> _PROBLEM DETAILS_
Since the pictures are not wanted, copy only the text of every record exactly.

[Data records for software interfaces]
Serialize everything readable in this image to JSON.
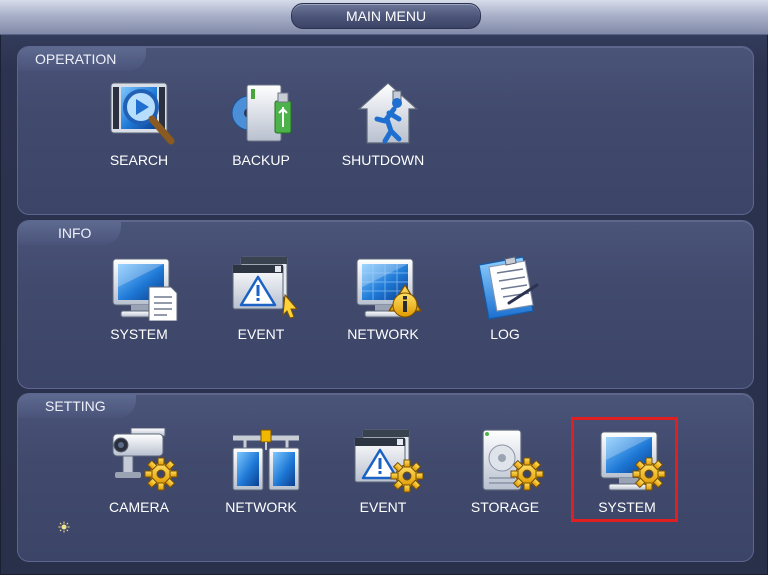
{
  "title": "MAIN MENU",
  "sections": {
    "operation": {
      "label": "OPERATION",
      "items": [
        {
          "label": "SEARCH",
          "icon": "search-icon"
        },
        {
          "label": "BACKUP",
          "icon": "backup-icon"
        },
        {
          "label": "SHUTDOWN",
          "icon": "shutdown-icon"
        }
      ]
    },
    "info": {
      "label": "INFO",
      "items": [
        {
          "label": "SYSTEM",
          "icon": "system-info-icon"
        },
        {
          "label": "EVENT",
          "icon": "event-info-icon"
        },
        {
          "label": "NETWORK",
          "icon": "network-info-icon"
        },
        {
          "label": "LOG",
          "icon": "log-icon"
        }
      ]
    },
    "setting": {
      "label": "SETTING",
      "items": [
        {
          "label": "CAMERA",
          "icon": "camera-setting-icon"
        },
        {
          "label": "NETWORK",
          "icon": "network-setting-icon"
        },
        {
          "label": "EVENT",
          "icon": "event-setting-icon"
        },
        {
          "label": "STORAGE",
          "icon": "storage-setting-icon"
        },
        {
          "label": "SYSTEM",
          "icon": "system-setting-icon"
        }
      ]
    }
  },
  "selected": "setting.system",
  "colors": {
    "highlight": "#e02020",
    "accent": "#2f8de0",
    "gear": "#f0b800"
  }
}
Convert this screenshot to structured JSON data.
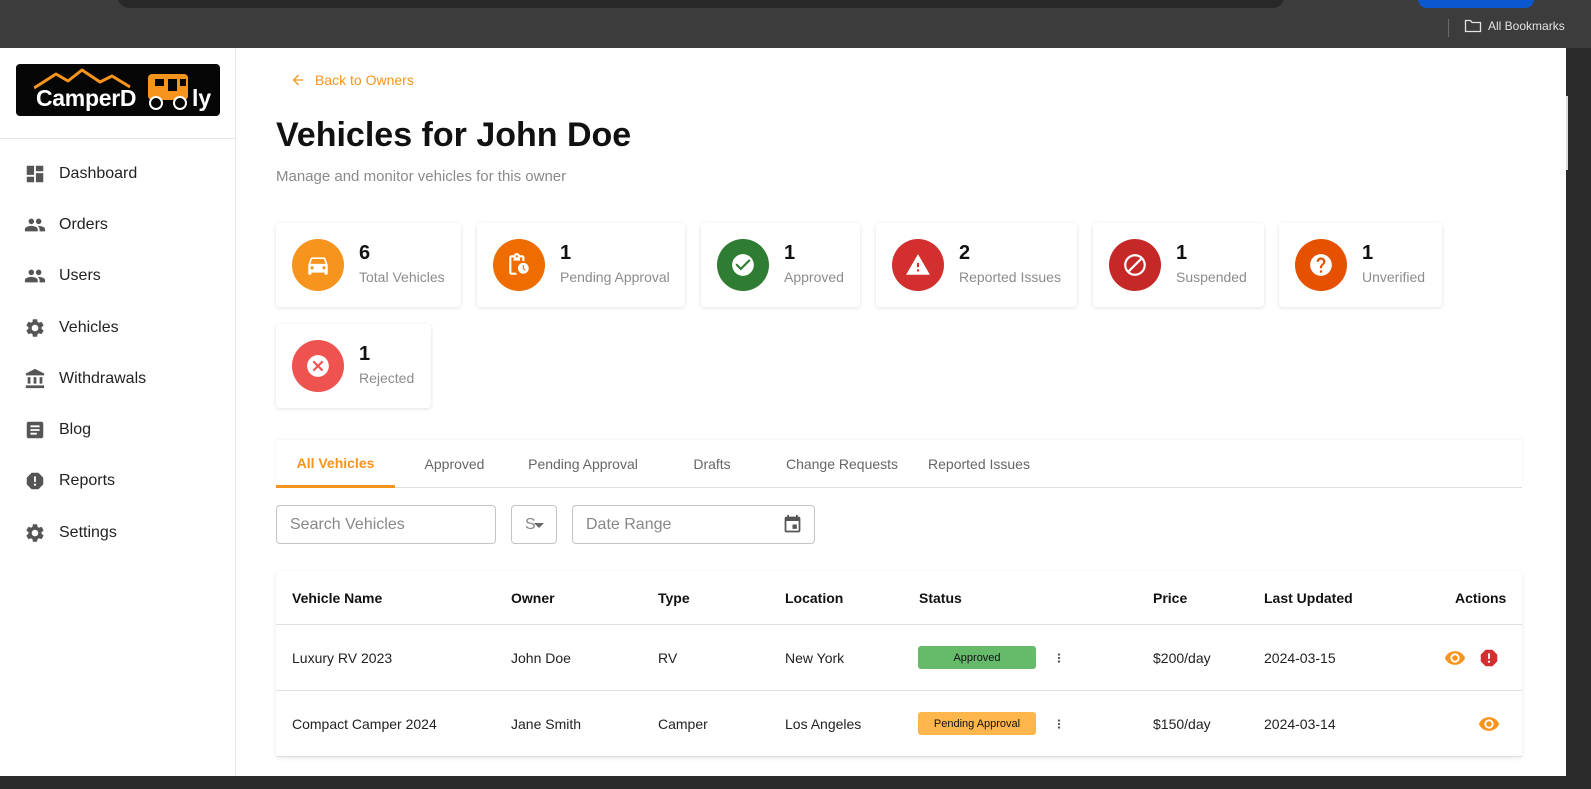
{
  "browser": {
    "bookmarks_label": "All Bookmarks"
  },
  "brand": {
    "logo_text": "CamperD",
    "logo_tail": "ly"
  },
  "sidebar": {
    "items": [
      {
        "label": "Dashboard",
        "icon": "dashboard-icon"
      },
      {
        "label": "Orders",
        "icon": "people-icon"
      },
      {
        "label": "Users",
        "icon": "people-icon"
      },
      {
        "label": "Vehicles",
        "icon": "gear-icon"
      },
      {
        "label": "Withdrawals",
        "icon": "bank-icon"
      },
      {
        "label": "Blog",
        "icon": "article-icon"
      },
      {
        "label": "Reports",
        "icon": "report-icon"
      },
      {
        "label": "Settings",
        "icon": "gear-icon"
      }
    ]
  },
  "header": {
    "back_label": "Back to Owners",
    "title": "Vehicles for John Doe",
    "subtitle": "Manage and monitor vehicles for this owner"
  },
  "stats": [
    {
      "value": "6",
      "label": "Total Vehicles",
      "color": "#f7941d",
      "icon": "car-icon"
    },
    {
      "value": "1",
      "label": "Pending Approval",
      "color": "#ef6c00",
      "icon": "clipboard-clock-icon"
    },
    {
      "value": "1",
      "label": "Approved",
      "color": "#2e7d32",
      "icon": "check-circle-icon"
    },
    {
      "value": "2",
      "label": "Reported Issues",
      "color": "#d32f2f",
      "icon": "warning-icon"
    },
    {
      "value": "1",
      "label": "Suspended",
      "color": "#c62828",
      "icon": "block-icon"
    },
    {
      "value": "1",
      "label": "Unverified",
      "color": "#e65100",
      "icon": "help-icon"
    },
    {
      "value": "1",
      "label": "Rejected",
      "color": "#ef5350",
      "icon": "cancel-icon"
    }
  ],
  "tabs": [
    "All Vehicles",
    "Approved",
    "Pending Approval",
    "Drafts",
    "Change Requests",
    "Reported Issues"
  ],
  "filters": {
    "search_placeholder": "Search Vehicles",
    "status_placeholder": "S",
    "date_placeholder": "Date Range"
  },
  "table": {
    "columns": [
      "Vehicle Name",
      "Owner",
      "Type",
      "Location",
      "Status",
      "Price",
      "Last Updated",
      "Actions"
    ],
    "rows": [
      {
        "name": "Luxury RV 2023",
        "owner": "John Doe",
        "type": "RV",
        "location": "New York",
        "status": "Approved",
        "status_color": "#66bb6a",
        "price": "$200/day",
        "updated": "2024-03-15"
      },
      {
        "name": "Compact Camper 2024",
        "owner": "Jane Smith",
        "type": "Camper",
        "location": "Los Angeles",
        "status": "Pending Approval",
        "status_color": "#ffb74d",
        "price": "$150/day",
        "updated": "2024-03-14"
      }
    ]
  }
}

> _OUTPUT FOR THIS EXERCISE_
Serialize everything readable in this image to JSON.
{
  "title": "MAIN MENU",
  "sections": {
    "operation": {
      "label": "OPERATION",
      "items": [
        {
          "label": "SEARCH",
          "icon": "search-icon"
        },
        {
          "label": "BACKUP",
          "icon": "backup-icon"
        },
        {
          "label": "SHUTDOWN",
          "icon": "shutdown-icon"
        }
      ]
    },
    "info": {
      "label": "INFO",
      "items": [
        {
          "label": "SYSTEM",
          "icon": "system-info-icon"
        },
        {
          "label": "EVENT",
          "icon": "event-info-icon"
        },
        {
          "label": "NETWORK",
          "icon": "network-info-icon"
        },
        {
          "label": "LOG",
          "icon": "log-icon"
        }
      ]
    },
    "setting": {
      "label": "SETTING",
      "items": [
        {
          "label": "CAMERA",
          "icon": "camera-setting-icon"
        },
        {
          "label": "NETWORK",
          "icon": "network-setting-icon"
        },
        {
          "label": "EVENT",
          "icon": "event-setting-icon"
        },
        {
          "label": "STORAGE",
          "icon": "storage-setting-icon"
        },
        {
          "label": "SYSTEM",
          "icon": "system-setting-icon"
        }
      ]
    }
  },
  "selected": "setting.system",
  "colors": {
    "highlight": "#e02020",
    "accent": "#2f8de0",
    "gear": "#f0b800"
  }
}
Convert this screenshot to structured JSON data.
{
  "browser": {
    "bookmarks_label": "All Bookmarks"
  },
  "brand": {
    "logo_text": "CamperD",
    "logo_tail": "ly"
  },
  "sidebar": {
    "items": [
      {
        "label": "Dashboard",
        "icon": "dashboard-icon"
      },
      {
        "label": "Orders",
        "icon": "people-icon"
      },
      {
        "label": "Users",
        "icon": "people-icon"
      },
      {
        "label": "Vehicles",
        "icon": "gear-icon"
      },
      {
        "label": "Withdrawals",
        "icon": "bank-icon"
      },
      {
        "label": "Blog",
        "icon": "article-icon"
      },
      {
        "label": "Reports",
        "icon": "report-icon"
      },
      {
        "label": "Settings",
        "icon": "gear-icon"
      }
    ]
  },
  "header": {
    "back_label": "Back to Owners",
    "title": "Vehicles for John Doe",
    "subtitle": "Manage and monitor vehicles for this owner"
  },
  "stats": [
    {
      "value": "6",
      "label": "Total Vehicles",
      "color": "#f7941d",
      "icon": "car-icon"
    },
    {
      "value": "1",
      "label": "Pending Approval",
      "color": "#ef6c00",
      "icon": "clipboard-clock-icon"
    },
    {
      "value": "1",
      "label": "Approved",
      "color": "#2e7d32",
      "icon": "check-circle-icon"
    },
    {
      "value": "2",
      "label": "Reported Issues",
      "color": "#d32f2f",
      "icon": "warning-icon"
    },
    {
      "value": "1",
      "label": "Suspended",
      "color": "#c62828",
      "icon": "block-icon"
    },
    {
      "value": "1",
      "label": "Unverified",
      "color": "#e65100",
      "icon": "help-icon"
    },
    {
      "value": "1",
      "label": "Rejected",
      "color": "#ef5350",
      "icon": "cancel-icon"
    }
  ],
  "tabs": [
    "All Vehicles",
    "Approved",
    "Pending Approval",
    "Drafts",
    "Change Requests",
    "Reported Issues"
  ],
  "filters": {
    "search_placeholder": "Search Vehicles",
    "status_placeholder": "S",
    "date_placeholder": "Date Range"
  },
  "table": {
    "columns": [
      "Vehicle Name",
      "Owner",
      "Type",
      "Location",
      "Status",
      "Price",
      "Last Updated",
      "Actions"
    ],
    "rows": [
      {
        "name": "Luxury RV 2023",
        "owner": "John Doe",
        "type": "RV",
        "location": "New York",
        "status": "Approved",
        "status_color": "#66bb6a",
        "price": "$200/day",
        "updated": "2024-03-15"
      },
      {
        "name": "Compact Camper 2024",
        "owner": "Jane Smith",
        "type": "Camper",
        "location": "Los Angeles",
        "status": "Pending Approval",
        "status_color": "#ffb74d",
        "price": "$150/day",
        "updated": "2024-03-14"
      }
    ]
  }
}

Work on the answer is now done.